**Exercise inputs:**

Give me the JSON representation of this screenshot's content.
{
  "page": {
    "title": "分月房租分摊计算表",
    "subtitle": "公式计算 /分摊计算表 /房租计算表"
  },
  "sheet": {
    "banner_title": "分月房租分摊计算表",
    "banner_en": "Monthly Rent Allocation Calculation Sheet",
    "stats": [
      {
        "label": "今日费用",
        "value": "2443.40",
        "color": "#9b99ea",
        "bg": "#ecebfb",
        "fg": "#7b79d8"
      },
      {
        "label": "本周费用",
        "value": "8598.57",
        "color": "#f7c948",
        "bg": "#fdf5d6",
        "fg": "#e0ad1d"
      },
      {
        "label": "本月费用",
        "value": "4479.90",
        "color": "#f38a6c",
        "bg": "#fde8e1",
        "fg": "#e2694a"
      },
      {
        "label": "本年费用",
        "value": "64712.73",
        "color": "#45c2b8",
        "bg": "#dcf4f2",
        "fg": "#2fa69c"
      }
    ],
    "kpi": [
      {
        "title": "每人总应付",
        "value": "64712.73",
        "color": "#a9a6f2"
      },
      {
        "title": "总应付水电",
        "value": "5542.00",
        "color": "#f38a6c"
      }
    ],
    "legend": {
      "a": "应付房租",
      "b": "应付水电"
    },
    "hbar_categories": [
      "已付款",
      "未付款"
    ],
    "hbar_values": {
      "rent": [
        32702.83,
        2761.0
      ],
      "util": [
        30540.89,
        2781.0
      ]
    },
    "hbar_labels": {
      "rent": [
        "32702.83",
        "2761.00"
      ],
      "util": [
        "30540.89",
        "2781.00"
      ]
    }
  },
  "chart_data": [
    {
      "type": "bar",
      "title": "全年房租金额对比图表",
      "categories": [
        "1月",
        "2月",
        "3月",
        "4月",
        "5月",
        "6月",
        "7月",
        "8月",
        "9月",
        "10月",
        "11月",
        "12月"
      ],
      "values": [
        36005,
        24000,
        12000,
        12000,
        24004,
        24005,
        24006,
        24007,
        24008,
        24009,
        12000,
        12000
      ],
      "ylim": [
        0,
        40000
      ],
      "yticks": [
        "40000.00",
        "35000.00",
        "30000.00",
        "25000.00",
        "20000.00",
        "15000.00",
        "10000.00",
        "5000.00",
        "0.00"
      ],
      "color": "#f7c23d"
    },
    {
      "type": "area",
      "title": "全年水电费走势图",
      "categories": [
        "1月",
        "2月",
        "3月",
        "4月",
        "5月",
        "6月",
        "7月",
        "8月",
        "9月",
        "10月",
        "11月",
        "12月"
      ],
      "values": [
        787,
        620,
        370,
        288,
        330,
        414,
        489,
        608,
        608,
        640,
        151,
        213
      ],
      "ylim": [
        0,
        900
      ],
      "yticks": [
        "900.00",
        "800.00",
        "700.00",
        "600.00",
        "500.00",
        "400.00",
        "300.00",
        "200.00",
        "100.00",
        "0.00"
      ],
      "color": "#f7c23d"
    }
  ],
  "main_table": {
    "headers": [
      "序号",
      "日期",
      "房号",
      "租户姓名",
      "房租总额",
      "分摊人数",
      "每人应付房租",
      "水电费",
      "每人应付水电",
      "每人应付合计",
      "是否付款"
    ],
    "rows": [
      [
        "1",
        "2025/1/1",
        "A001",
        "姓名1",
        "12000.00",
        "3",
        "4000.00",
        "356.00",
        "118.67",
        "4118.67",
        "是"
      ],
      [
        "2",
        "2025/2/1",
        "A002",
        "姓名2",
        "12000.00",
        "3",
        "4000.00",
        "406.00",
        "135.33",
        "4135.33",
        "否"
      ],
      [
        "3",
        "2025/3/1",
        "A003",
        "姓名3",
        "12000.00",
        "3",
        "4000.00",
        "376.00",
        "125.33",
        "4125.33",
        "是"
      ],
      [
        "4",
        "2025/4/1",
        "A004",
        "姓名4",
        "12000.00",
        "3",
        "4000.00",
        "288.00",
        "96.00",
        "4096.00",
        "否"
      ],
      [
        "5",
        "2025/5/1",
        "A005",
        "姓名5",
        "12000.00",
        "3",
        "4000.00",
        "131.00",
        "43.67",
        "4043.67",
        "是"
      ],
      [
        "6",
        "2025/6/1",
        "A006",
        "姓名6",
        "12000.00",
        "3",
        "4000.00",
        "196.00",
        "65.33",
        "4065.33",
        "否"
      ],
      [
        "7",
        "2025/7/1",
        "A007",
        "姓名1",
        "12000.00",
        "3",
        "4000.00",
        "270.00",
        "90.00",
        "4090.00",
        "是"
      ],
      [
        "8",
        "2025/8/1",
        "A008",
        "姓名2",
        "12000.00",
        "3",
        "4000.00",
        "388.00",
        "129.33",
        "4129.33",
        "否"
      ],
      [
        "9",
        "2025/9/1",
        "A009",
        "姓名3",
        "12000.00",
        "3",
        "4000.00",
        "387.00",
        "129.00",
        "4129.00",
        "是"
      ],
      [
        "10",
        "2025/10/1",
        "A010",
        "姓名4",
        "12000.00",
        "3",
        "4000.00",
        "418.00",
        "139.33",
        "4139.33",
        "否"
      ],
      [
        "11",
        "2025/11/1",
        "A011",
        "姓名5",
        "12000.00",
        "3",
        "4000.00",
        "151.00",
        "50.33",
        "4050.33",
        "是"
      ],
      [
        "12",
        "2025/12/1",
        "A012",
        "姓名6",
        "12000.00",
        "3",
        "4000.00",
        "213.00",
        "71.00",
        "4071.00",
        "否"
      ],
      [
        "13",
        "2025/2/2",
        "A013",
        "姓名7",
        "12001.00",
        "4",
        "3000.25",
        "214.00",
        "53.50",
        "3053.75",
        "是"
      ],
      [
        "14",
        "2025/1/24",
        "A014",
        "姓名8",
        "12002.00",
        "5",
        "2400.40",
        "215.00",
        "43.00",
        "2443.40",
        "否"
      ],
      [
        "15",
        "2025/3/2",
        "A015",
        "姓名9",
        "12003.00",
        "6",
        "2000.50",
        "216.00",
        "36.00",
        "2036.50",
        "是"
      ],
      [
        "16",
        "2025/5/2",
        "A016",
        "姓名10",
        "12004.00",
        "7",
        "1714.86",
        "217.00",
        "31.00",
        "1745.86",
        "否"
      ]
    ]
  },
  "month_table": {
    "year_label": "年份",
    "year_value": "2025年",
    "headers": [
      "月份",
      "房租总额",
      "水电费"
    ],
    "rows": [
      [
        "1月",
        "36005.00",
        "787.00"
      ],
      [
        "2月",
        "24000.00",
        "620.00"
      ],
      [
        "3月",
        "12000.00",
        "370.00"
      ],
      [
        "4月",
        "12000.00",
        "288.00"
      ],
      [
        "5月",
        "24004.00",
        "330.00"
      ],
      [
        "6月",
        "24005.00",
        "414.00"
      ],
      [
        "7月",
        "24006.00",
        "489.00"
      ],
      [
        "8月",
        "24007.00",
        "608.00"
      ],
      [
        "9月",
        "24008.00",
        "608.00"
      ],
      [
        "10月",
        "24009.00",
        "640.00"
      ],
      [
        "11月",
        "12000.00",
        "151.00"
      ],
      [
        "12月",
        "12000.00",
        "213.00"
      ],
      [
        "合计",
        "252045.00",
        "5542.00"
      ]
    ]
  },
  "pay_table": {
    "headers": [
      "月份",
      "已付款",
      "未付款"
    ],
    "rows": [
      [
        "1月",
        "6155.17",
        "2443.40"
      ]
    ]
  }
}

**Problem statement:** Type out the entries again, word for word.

**Exercise response:**
Give me the JSON representation of this screenshot's content.
{
  "page": {
    "title": "分月房租分摊计算表",
    "subtitle": "公式计算 /分摊计算表 /房租计算表"
  },
  "sheet": {
    "banner_title": "分月房租分摊计算表",
    "banner_en": "Monthly Rent Allocation Calculation Sheet",
    "stats": [
      {
        "label": "今日费用",
        "value": "2443.40",
        "color": "#9b99ea",
        "bg": "#ecebfb",
        "fg": "#7b79d8"
      },
      {
        "label": "本周费用",
        "value": "8598.57",
        "color": "#f7c948",
        "bg": "#fdf5d6",
        "fg": "#e0ad1d"
      },
      {
        "label": "本月费用",
        "value": "4479.90",
        "color": "#f38a6c",
        "bg": "#fde8e1",
        "fg": "#e2694a"
      },
      {
        "label": "本年费用",
        "value": "64712.73",
        "color": "#45c2b8",
        "bg": "#dcf4f2",
        "fg": "#2fa69c"
      }
    ],
    "kpi": [
      {
        "title": "每人总应付",
        "value": "64712.73",
        "color": "#a9a6f2"
      },
      {
        "title": "总应付水电",
        "value": "5542.00",
        "color": "#f38a6c"
      }
    ],
    "legend": {
      "a": "应付房租",
      "b": "应付水电"
    },
    "hbar_categories": [
      "已付款",
      "未付款"
    ],
    "hbar_values": {
      "rent": [
        32702.83,
        2761.0
      ],
      "util": [
        30540.89,
        2781.0
      ]
    },
    "hbar_labels": {
      "rent": [
        "32702.83",
        "2761.00"
      ],
      "util": [
        "30540.89",
        "2781.00"
      ]
    }
  },
  "chart_data": [
    {
      "type": "bar",
      "title": "全年房租金额对比图表",
      "categories": [
        "1月",
        "2月",
        "3月",
        "4月",
        "5月",
        "6月",
        "7月",
        "8月",
        "9月",
        "10月",
        "11月",
        "12月"
      ],
      "values": [
        36005,
        24000,
        12000,
        12000,
        24004,
        24005,
        24006,
        24007,
        24008,
        24009,
        12000,
        12000
      ],
      "ylim": [
        0,
        40000
      ],
      "yticks": [
        "40000.00",
        "35000.00",
        "30000.00",
        "25000.00",
        "20000.00",
        "15000.00",
        "10000.00",
        "5000.00",
        "0.00"
      ],
      "color": "#f7c23d"
    },
    {
      "type": "area",
      "title": "全年水电费走势图",
      "categories": [
        "1月",
        "2月",
        "3月",
        "4月",
        "5月",
        "6月",
        "7月",
        "8月",
        "9月",
        "10月",
        "11月",
        "12月"
      ],
      "values": [
        787,
        620,
        370,
        288,
        330,
        414,
        489,
        608,
        608,
        640,
        151,
        213
      ],
      "ylim": [
        0,
        900
      ],
      "yticks": [
        "900.00",
        "800.00",
        "700.00",
        "600.00",
        "500.00",
        "400.00",
        "300.00",
        "200.00",
        "100.00",
        "0.00"
      ],
      "color": "#f7c23d"
    }
  ],
  "main_table": {
    "headers": [
      "序号",
      "日期",
      "房号",
      "租户姓名",
      "房租总额",
      "分摊人数",
      "每人应付房租",
      "水电费",
      "每人应付水电",
      "每人应付合计",
      "是否付款"
    ],
    "rows": [
      [
        "1",
        "2025/1/1",
        "A001",
        "姓名1",
        "12000.00",
        "3",
        "4000.00",
        "356.00",
        "118.67",
        "4118.67",
        "是"
      ],
      [
        "2",
        "2025/2/1",
        "A002",
        "姓名2",
        "12000.00",
        "3",
        "4000.00",
        "406.00",
        "135.33",
        "4135.33",
        "否"
      ],
      [
        "3",
        "2025/3/1",
        "A003",
        "姓名3",
        "12000.00",
        "3",
        "4000.00",
        "376.00",
        "125.33",
        "4125.33",
        "是"
      ],
      [
        "4",
        "2025/4/1",
        "A004",
        "姓名4",
        "12000.00",
        "3",
        "4000.00",
        "288.00",
        "96.00",
        "4096.00",
        "否"
      ],
      [
        "5",
        "2025/5/1",
        "A005",
        "姓名5",
        "12000.00",
        "3",
        "4000.00",
        "131.00",
        "43.67",
        "4043.67",
        "是"
      ],
      [
        "6",
        "2025/6/1",
        "A006",
        "姓名6",
        "12000.00",
        "3",
        "4000.00",
        "196.00",
        "65.33",
        "4065.33",
        "否"
      ],
      [
        "7",
        "2025/7/1",
        "A007",
        "姓名1",
        "12000.00",
        "3",
        "4000.00",
        "270.00",
        "90.00",
        "4090.00",
        "是"
      ],
      [
        "8",
        "2025/8/1",
        "A008",
        "姓名2",
        "12000.00",
        "3",
        "4000.00",
        "388.00",
        "129.33",
        "4129.33",
        "否"
      ],
      [
        "9",
        "2025/9/1",
        "A009",
        "姓名3",
        "12000.00",
        "3",
        "4000.00",
        "387.00",
        "129.00",
        "4129.00",
        "是"
      ],
      [
        "10",
        "2025/10/1",
        "A010",
        "姓名4",
        "12000.00",
        "3",
        "4000.00",
        "418.00",
        "139.33",
        "4139.33",
        "否"
      ],
      [
        "11",
        "2025/11/1",
        "A011",
        "姓名5",
        "12000.00",
        "3",
        "4000.00",
        "151.00",
        "50.33",
        "4050.33",
        "是"
      ],
      [
        "12",
        "2025/12/1",
        "A012",
        "姓名6",
        "12000.00",
        "3",
        "4000.00",
        "213.00",
        "71.00",
        "4071.00",
        "否"
      ],
      [
        "13",
        "2025/2/2",
        "A013",
        "姓名7",
        "12001.00",
        "4",
        "3000.25",
        "214.00",
        "53.50",
        "3053.75",
        "是"
      ],
      [
        "14",
        "2025/1/24",
        "A014",
        "姓名8",
        "12002.00",
        "5",
        "2400.40",
        "215.00",
        "43.00",
        "2443.40",
        "否"
      ],
      [
        "15",
        "2025/3/2",
        "A015",
        "姓名9",
        "12003.00",
        "6",
        "2000.50",
        "216.00",
        "36.00",
        "2036.50",
        "是"
      ],
      [
        "16",
        "2025/5/2",
        "A016",
        "姓名10",
        "12004.00",
        "7",
        "1714.86",
        "217.00",
        "31.00",
        "1745.86",
        "否"
      ]
    ]
  },
  "month_table": {
    "year_label": "年份",
    "year_value": "2025年",
    "headers": [
      "月份",
      "房租总额",
      "水电费"
    ],
    "rows": [
      [
        "1月",
        "36005.00",
        "787.00"
      ],
      [
        "2月",
        "24000.00",
        "620.00"
      ],
      [
        "3月",
        "12000.00",
        "370.00"
      ],
      [
        "4月",
        "12000.00",
        "288.00"
      ],
      [
        "5月",
        "24004.00",
        "330.00"
      ],
      [
        "6月",
        "24005.00",
        "414.00"
      ],
      [
        "7月",
        "24006.00",
        "489.00"
      ],
      [
        "8月",
        "24007.00",
        "608.00"
      ],
      [
        "9月",
        "24008.00",
        "608.00"
      ],
      [
        "10月",
        "24009.00",
        "640.00"
      ],
      [
        "11月",
        "12000.00",
        "151.00"
      ],
      [
        "12月",
        "12000.00",
        "213.00"
      ],
      [
        "合计",
        "252045.00",
        "5542.00"
      ]
    ]
  },
  "pay_table": {
    "headers": [
      "月份",
      "已付款",
      "未付款"
    ],
    "rows": [
      [
        "1月",
        "6155.17",
        "2443.40"
      ]
    ]
  }
}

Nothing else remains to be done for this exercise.